After GCC countries—hereditary Sunni Muslim sheikdoms reliant on petroleum extraction—established strong economies in the 1970s, they “have been interested in trade with Israel,” he noted. In Jerusalem in 1995 for the funeral of assassinated Prime Minister Yitzhak Rabin, one of the mourners was a senior official from Qatar, “in traditional Arab dress,” Henderson said.
The steady growth of commercial relations is “an untold story … probably best to remain untold … not to put anyone at risk,” he added. The nature of Israel-GCC countries ties should be painted in shifting shades of gray, rather than simplistically in black-and-white, Henderson stressed.
The status of Israeli-Emirati diplomatic relations remains “unclear. … But watch this space” Henderson said. The United States has told both countries that, since they are allied to Washington, they should be talking to each other.
Iran Fears Prod Cooperation
Saudi Arabia, the largest and leading GCC state, also is involved with Israel, according to Henderson. Crown Prince Mohammed bin Salman, the de facto Saudi ruler, “made it clear, almost publicly … that as far as he’s concerned developing relations with Israel is important” and perhaps “the only way forward for his country and the region.”

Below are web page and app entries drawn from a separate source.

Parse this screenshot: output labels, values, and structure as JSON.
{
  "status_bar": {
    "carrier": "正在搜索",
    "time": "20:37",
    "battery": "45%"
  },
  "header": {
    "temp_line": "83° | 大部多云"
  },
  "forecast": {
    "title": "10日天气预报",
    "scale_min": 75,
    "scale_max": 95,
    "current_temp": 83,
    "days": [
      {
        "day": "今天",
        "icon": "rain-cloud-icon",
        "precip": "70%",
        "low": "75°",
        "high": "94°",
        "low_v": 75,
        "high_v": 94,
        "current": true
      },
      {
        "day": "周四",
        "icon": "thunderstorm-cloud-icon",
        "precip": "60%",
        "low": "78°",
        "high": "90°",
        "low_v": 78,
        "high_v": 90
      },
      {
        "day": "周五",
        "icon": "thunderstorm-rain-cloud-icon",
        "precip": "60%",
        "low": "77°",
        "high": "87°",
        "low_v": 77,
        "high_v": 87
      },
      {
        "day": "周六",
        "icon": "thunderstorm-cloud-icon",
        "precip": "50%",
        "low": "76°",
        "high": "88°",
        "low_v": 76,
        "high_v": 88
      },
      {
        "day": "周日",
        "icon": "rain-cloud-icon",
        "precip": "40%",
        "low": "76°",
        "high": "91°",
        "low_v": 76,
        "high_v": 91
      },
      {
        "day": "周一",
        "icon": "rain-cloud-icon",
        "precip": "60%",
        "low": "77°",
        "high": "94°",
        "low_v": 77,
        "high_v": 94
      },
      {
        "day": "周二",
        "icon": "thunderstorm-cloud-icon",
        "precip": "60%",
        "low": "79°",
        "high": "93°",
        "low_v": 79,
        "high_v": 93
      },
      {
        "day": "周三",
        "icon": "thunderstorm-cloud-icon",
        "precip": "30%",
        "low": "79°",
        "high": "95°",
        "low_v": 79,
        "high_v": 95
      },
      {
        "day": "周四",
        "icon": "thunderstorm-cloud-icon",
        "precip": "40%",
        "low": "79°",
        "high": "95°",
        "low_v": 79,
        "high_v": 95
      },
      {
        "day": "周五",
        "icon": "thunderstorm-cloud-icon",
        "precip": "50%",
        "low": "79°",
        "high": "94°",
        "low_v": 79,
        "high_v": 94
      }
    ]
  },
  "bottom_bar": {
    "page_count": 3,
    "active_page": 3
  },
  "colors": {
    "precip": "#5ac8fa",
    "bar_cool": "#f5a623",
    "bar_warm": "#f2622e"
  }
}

“Kuwait is the slowest” of the six GCC countries to connect with Israel, but Henderson said Kuwaiti sources tell him “there are contacts.”
“Israel’s anxieties about a nuclear Iran overlap … at least at the military and intelligence level” with those of the Gulf Arab states, Henderson said. When events like the recent mysterious explosion in Iran’s centrifuge assembly factory in Natanz occur, those states tend to see Israel as a strong counterweight to Tehran, he added. This may be particularly the case when the United States appears to them as a somewhat uncertain protector.
They think America “talks about taking action” while “Israel takes action.”
In addition to Natanz, explosions and fires have occurred at other Iranian nuclear-related facilities. Henderson noted that Benny Gantz, Israel’s alternate prime minister and defense minister, ambiguously cautioned that his country is not responsible for everything that happens in Iran. Regardless, Henderson said Iran’s ability to enrich more highly the uranium needed for nuclear weapons has been “delayed months if not years.”
Henderson said Saudi Arabia has failed so far in its proxy war against Iran in Yemen and wants to leave, “but only on terms in can depict as victory.” Even if foreign powers depart, Yemen—suffering a widespread humanitarian disaster because of internal fighting, outside intervention, food shortages and illness—“probably will be a mess” years from now.